What are your plans for India in specific, in terms of services, products, education, research or development?
Autodesk has been serving the Indian market for two decades. We provide our complete range of geospatial solutions – Autodesk Map 3D, Autodesk Civil 3D, Autodesk MapGuide, Autodesk Buzzsaw, Autodesk DWF Composer, Autodesk Raster Design, Autodesk Geospatial Design Server, and Autodesk Consulting Services. India is an important market for Autodesk. We work closely with Indian educational institutes to develop courses for GIS, mapping, and civil engineering. And, as I’ve already noted, we conduct software development in India and support local Indian software development firms.
Autodesk, one of the world’s largest design software companies, has morphed into a digital content company. What according to you are the advantages and limitations of the geospatial (GIS) sector over CAD/CAM?
CAD and GIS software have historically been used to design and manage the same spatial infrastructure and perform many similar functions. Historically, CAD tools were better at manipulating features, editing data, and maintaining engineering precision throughout a project. Traditionally, GIS technology was best for managing large spatial databases, performing analysis, and creating cartographic presentations.
Today the boundaries are blurring. Our product Autodesk Map 3D contains the power of both CAD and GIS in a single product. In fact, the GIS Manager for a large city water district recently told us that he never would have believed he would be using, quote “CAD tools” to manage his GIS database, but that is exactly what they are doing. In truth, Autodesk Map 3D acts as a bridge between both these worlds.
Geospatial technology has traditionally been viewed as something exclusively for professionals and laboratories. However, in last few years, use of GIS is expanding with massive investment made in infrastructure and utilities. Where do you see the recognition of spatial industry heading?

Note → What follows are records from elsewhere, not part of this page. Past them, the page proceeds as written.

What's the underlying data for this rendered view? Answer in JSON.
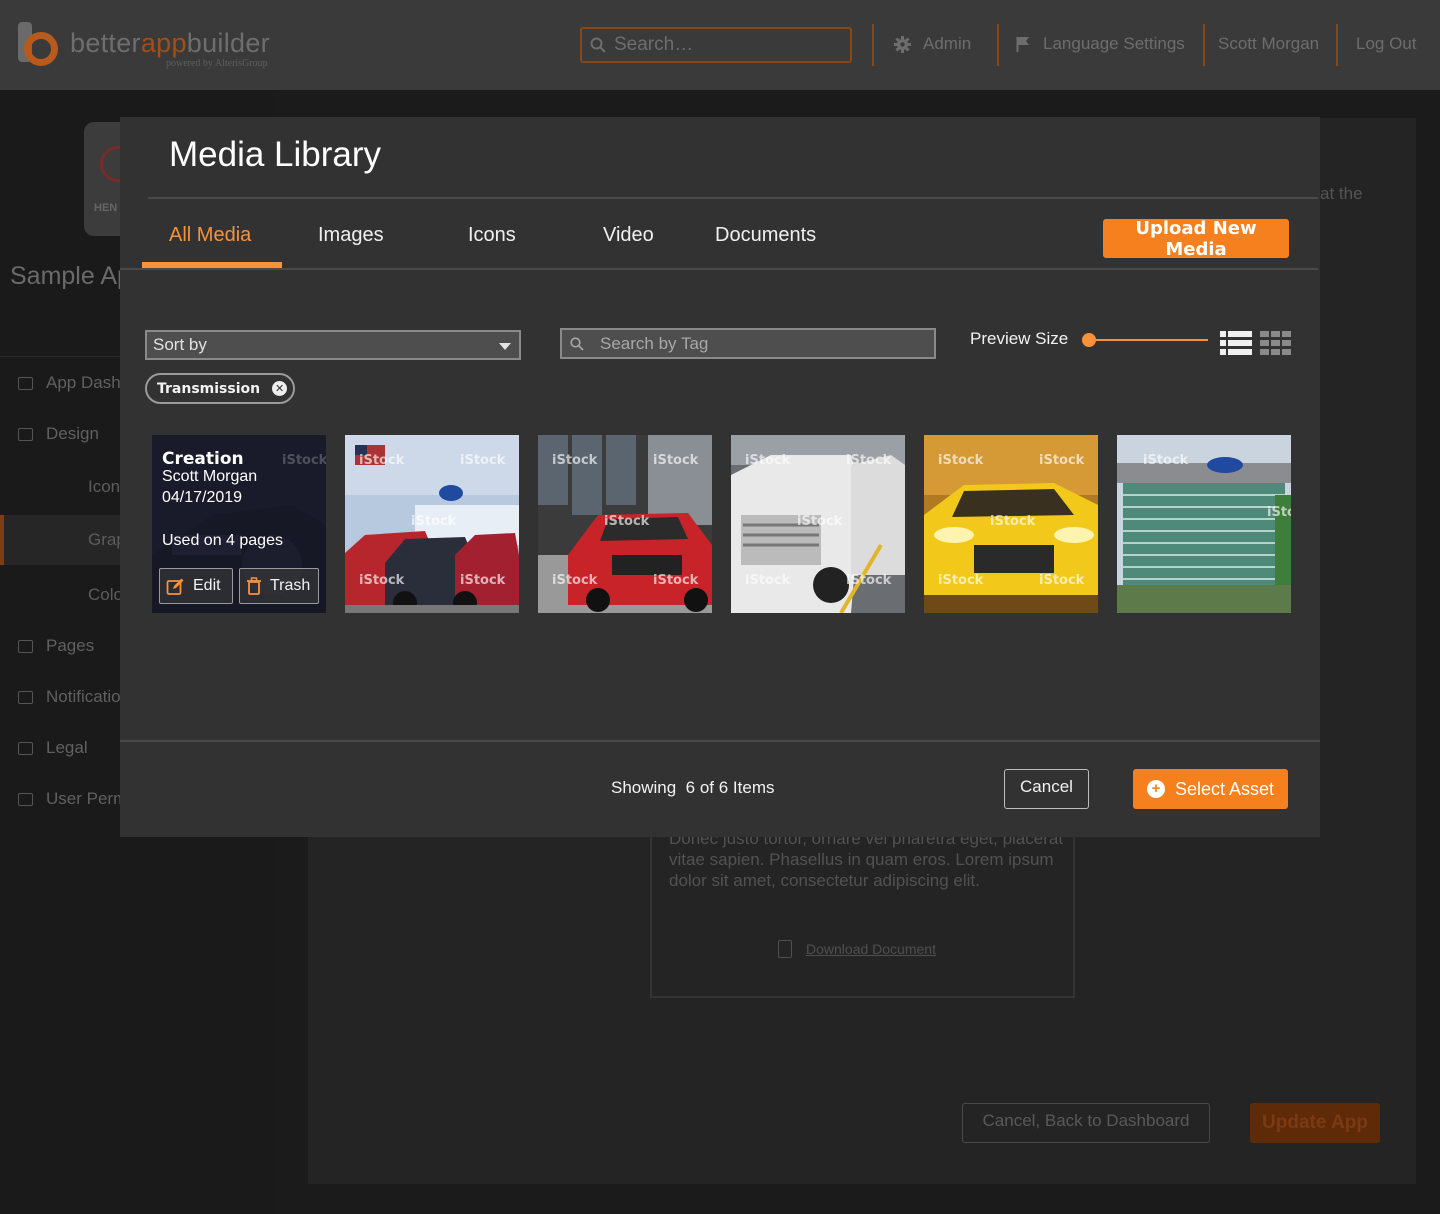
{
  "brand": {
    "name_prefix": "better",
    "name_accent": "app",
    "name_suffix": "builder",
    "tagline": "powered by AlterisGroup",
    "accent_color": "#f7801e"
  },
  "topbar": {
    "search_placeholder": "Search…",
    "admin_label": "Admin",
    "language_label": "Language Settings",
    "user_name": "Scott Morgan",
    "logout_label": "Log Out"
  },
  "sidebar": {
    "app_card_label": "HEN",
    "app_title": "Sample Ap",
    "items": [
      {
        "label": "App Dash",
        "icon": "home-icon"
      },
      {
        "label": "Design",
        "icon": "image-icon"
      },
      {
        "label": "Pages",
        "icon": "pages-icon"
      },
      {
        "label": "Notificatio",
        "icon": "mail-icon"
      },
      {
        "label": "Legal",
        "icon": "scale-icon"
      },
      {
        "label": "User Perm",
        "icon": "lock-icon"
      }
    ],
    "subitems": [
      {
        "label": "Icon"
      },
      {
        "label": "Grap"
      },
      {
        "label": "Colo"
      }
    ]
  },
  "background": {
    "fragment_text": "at the",
    "doc_text": "Donec justo tortor, ornare vel pharetra eget, placerat vitae sapien. Phasellus in quam eros. Lorem ipsum dolor sit amet, consectetur adipiscing elit.",
    "download_label": "Download Document",
    "back_button": "Cancel, Back to Dashboard",
    "update_button": "Update App"
  },
  "modal": {
    "title": "Media Library",
    "tabs": [
      {
        "label": "All Media",
        "active": true
      },
      {
        "label": "Images",
        "active": false
      },
      {
        "label": "Icons",
        "active": false
      },
      {
        "label": "Video",
        "active": false
      },
      {
        "label": "Documents",
        "active": false
      }
    ],
    "upload_button": "Upload New Media",
    "sort_placeholder": "Sort by",
    "tag_search_placeholder": "Search by Tag",
    "preview_size_label": "Preview Size",
    "preview_size_value": 0,
    "active_tag": "Transmission",
    "media_items": [
      {
        "caption_title": "Creation",
        "author": "Scott Morgan",
        "date": "04/17/2019",
        "usage": "Used on 4 pages",
        "edit_label": "Edit",
        "trash_label": "Trash",
        "watermark": "iStock"
      },
      {
        "subject": "cars at Ford dealership",
        "watermark": "iStock"
      },
      {
        "subject": "red Ford car",
        "watermark": "iStock"
      },
      {
        "subject": "white Ford trucks",
        "watermark": "iStock"
      },
      {
        "subject": "yellow Ford Mustang",
        "watermark": "iStock"
      },
      {
        "subject": "Ford headquarters building",
        "watermark": "iStock"
      }
    ],
    "showing_prefix": "Showing",
    "showing_count": "6 of 6 Items",
    "cancel_button": "Cancel",
    "select_button": "Select Asset"
  }
}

Autodesk products are being used every day by thousands of non-IT professionals. Geospatial solutions are moving out of their traditional roots in the CAD and GIS departments and across the entire enterprise. Geo-coding customer databases, automatic vehicle location systems for fleet management, infrastructure asset management and tracking solutions, and emergency response solutions are all examples of modern geospatial solutions built on Autodesk solutions and technologies. Key applications areas where we see future growth are the non-CAD and non-GIS departments that leverage geospatial information to provide new business and life saving benefits for governments, utilities and communications firms.